It is useful for players and critics too. Players play different games. When expectations are wrong, confusion ensues. If developers use REMA language to communicate genres with audiences, rather then the meaningless “Action”, “RPG”, or “Sandbox”, it matches the right audience to the right game, and players can happily embrace each genre’s uniqueness.
Once you know what genre you’re in, it’s much easier to understand what’s inside and outside your game. The traits serve as a guideline to what has worked and what hasn’t, and give insight into how the audience thinks. This can be particularly helpful for developers who are new to their genre, and need something to relate to.
REMA can also help you find useful game references. If you’re making a competitive multiplayer game, you already knew to look at Starcraft and Counter-strike and Chess. But you might not think to explore Minesweeper or 7 Wonders or Demon Souls.
The traits create powerful trait dynamics, areas where each traits has evolved to be different between the modes. For example:
- Choices: Rollercoaster and Mastery games have few choices, but Experiment games have tons. And the choices change nature and get more complex as you walk from R to E to M to A.
- Length: Rollercoaster games are short, Experiment games are long, and Mastery games are extremely short.
- Replayability: Rollercoaster games are played once, Experiment games 2-3 times, and Mastery and Application games over and over and over.
- World Size: Most often, Rollercoaster games are journeys, Experiment games are sandboxes, and Mastery games are arenas.
- Goals: Rollercoaster games and Mastery games have designer-specified end goals, and Experiment games and Application games have player-specified end goals.
You’ll see these dynamics throughout the traits I identified. Study why they exist. They are the most powerful part of the whole REMA model. Pay special attention to games that successfully manipulate or break them. Understanding these trait dynamics is key to making a good design. If you make a Mastery game that’s a journey, you’re in risky country, so try and nail that part of the design early.
Improve the Experience
Most games are going to have parts that are Rollercoaster, parts that are Experiment, and parts that are Mastery. It adds depth and variety to the game. Identify these places and guide the player through the transition between them – setting the tone, changing the mood, providing rewards. Otherwise, you’ll leave players frustrated.
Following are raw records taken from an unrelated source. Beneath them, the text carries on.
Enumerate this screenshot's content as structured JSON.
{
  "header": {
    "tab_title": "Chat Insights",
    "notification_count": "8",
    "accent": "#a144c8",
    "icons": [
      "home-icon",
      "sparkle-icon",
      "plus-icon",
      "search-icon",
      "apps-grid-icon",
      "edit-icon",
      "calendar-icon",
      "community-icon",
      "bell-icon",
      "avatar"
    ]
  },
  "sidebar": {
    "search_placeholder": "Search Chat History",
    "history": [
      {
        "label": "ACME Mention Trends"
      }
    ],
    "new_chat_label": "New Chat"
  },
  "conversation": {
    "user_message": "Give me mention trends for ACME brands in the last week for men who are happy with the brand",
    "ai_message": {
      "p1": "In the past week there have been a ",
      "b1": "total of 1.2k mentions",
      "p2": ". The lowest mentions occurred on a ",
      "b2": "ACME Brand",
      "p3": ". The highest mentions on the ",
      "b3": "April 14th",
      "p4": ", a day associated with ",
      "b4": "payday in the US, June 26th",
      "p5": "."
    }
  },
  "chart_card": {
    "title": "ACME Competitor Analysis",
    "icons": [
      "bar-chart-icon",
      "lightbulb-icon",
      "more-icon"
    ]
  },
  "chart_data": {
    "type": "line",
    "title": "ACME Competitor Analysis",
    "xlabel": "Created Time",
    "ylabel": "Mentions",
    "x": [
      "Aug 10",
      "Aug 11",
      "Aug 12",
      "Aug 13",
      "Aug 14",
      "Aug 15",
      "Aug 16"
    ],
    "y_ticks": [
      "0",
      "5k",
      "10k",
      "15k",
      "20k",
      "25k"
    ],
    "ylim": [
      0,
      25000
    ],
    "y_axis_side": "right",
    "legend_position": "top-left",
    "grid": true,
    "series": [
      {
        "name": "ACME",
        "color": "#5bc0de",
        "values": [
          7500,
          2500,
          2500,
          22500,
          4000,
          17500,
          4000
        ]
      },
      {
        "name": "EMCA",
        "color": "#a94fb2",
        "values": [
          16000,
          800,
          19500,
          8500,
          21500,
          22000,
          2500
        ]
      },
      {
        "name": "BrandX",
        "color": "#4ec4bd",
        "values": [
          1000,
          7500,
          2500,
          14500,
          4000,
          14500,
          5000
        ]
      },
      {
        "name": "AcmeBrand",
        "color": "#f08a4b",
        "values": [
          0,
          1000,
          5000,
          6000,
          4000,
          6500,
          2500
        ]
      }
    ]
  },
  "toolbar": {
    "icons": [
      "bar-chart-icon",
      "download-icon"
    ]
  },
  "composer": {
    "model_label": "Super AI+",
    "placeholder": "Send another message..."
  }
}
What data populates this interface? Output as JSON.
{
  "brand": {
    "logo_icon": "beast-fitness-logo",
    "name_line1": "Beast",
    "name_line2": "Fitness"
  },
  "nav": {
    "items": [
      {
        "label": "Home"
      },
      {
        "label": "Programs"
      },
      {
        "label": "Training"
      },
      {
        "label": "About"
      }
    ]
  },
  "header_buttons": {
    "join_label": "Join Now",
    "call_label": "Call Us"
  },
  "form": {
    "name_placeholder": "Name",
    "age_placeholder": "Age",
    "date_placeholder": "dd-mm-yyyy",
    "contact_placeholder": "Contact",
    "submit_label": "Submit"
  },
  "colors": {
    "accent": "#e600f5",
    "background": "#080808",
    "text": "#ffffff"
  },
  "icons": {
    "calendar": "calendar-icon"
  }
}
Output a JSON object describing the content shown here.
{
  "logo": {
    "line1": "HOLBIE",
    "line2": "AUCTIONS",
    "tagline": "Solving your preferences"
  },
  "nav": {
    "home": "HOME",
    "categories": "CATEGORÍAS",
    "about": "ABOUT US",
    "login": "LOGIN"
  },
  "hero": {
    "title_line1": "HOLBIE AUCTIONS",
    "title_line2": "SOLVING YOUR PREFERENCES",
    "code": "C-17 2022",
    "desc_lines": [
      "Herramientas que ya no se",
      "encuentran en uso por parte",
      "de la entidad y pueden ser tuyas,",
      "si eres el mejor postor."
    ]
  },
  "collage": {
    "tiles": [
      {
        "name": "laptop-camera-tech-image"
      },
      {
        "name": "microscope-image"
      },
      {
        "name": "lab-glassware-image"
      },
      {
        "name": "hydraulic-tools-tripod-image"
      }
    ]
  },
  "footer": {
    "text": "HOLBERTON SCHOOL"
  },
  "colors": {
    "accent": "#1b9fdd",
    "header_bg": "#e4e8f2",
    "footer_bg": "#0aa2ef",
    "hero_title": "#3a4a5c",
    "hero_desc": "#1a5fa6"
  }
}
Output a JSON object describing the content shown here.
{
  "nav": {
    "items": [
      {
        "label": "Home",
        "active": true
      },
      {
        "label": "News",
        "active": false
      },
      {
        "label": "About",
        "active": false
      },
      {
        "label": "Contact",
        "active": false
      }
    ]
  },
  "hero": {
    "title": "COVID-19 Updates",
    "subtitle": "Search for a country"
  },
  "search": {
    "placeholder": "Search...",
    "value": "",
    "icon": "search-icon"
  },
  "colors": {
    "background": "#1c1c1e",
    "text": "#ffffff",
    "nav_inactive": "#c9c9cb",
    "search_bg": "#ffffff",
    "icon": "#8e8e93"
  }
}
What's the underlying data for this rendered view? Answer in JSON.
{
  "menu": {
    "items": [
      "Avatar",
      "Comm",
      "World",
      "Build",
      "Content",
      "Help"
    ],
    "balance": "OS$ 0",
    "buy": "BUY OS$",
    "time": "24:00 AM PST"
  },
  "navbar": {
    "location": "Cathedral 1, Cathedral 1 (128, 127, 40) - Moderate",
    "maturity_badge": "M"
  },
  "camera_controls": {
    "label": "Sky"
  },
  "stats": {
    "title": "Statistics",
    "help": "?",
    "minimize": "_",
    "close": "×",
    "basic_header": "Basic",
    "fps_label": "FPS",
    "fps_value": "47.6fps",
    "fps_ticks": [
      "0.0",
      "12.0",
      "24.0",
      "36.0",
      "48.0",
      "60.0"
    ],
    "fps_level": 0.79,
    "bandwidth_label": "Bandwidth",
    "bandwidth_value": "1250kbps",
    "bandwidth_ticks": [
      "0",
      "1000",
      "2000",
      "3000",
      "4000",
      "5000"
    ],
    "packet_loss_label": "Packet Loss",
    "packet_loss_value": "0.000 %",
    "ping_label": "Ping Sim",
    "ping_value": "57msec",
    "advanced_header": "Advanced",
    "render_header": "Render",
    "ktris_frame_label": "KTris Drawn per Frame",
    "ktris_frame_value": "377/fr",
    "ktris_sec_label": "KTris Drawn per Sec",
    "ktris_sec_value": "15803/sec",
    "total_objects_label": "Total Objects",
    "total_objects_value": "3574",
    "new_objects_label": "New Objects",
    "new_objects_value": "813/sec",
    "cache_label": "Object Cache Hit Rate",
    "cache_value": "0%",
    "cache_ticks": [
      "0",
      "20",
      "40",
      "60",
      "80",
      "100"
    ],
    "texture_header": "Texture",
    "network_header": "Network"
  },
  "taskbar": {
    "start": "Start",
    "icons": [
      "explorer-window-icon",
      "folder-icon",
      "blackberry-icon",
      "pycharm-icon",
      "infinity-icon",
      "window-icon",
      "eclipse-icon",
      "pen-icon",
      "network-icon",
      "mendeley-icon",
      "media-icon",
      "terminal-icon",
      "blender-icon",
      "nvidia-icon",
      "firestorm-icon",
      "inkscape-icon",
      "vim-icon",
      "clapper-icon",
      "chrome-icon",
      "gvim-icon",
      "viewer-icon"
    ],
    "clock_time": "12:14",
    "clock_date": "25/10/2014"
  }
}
In more procedural games, layer the different parts of REMA play at different time scales (eg 1 minute, 15 minutes, 1 hour). Make these secondary REMA modes infrequent, easy, and optional. For examples, look at the cutscenes and loot game in Diablo 2, or the battles in the Total War series, or the town/wilderness/boss timing in Pokemon. The larger arc of Diablo 2 (Normal/Nightmare/Hell) and Pokemon (Journey/”Catch them All”/Arena Fights) both brilliantly encourage R->E->M transitions over hundreds of hours.
REMA also helps predict when you might need more of one particular mode. For example, many Mastery games lack any safe space to Experiment, which means many players fail to transition to Mastery play. One of the my favorite features of Starcraft 2, the Challenges, addresses this problem. The Challenges were short puzzles that teach you a skill that you need to compete in the multiplayer game. The Challenges gave players a safe space to Experiment with key parts of the game and then Master them, making the Mastery transition significantly easier in Starcraft 2 then Starcraft: Brood War.
Once upon a time Metroid was an Experiment game. What would a game look like that went back to those roots? Or a game that combined Metroid’s Rollercoaster nature with Application play to make a metaphorical game about surviving cancer? REMA teaches us a lot about how players learn, and by playing with the model and its traits, we can discover new directions that haven’t been fully explored.
Break the rules. REMA is a model, not a law. Roguelikes broke the rules of Mastery games and created a game that was about mastering the average game, not an individual game. Braid built a new sub-genre of Rollercoaster games by sending a message that could only be heard through play. REMA predicts that you’ll lose some percentage of frustrated players when you break the model. But no game is for everyone. Most of the time when you do something new you frustrate 80% of players, but the other 20% become your biggest fans. If you didn’t want everyone to begin with, that’s a great deal.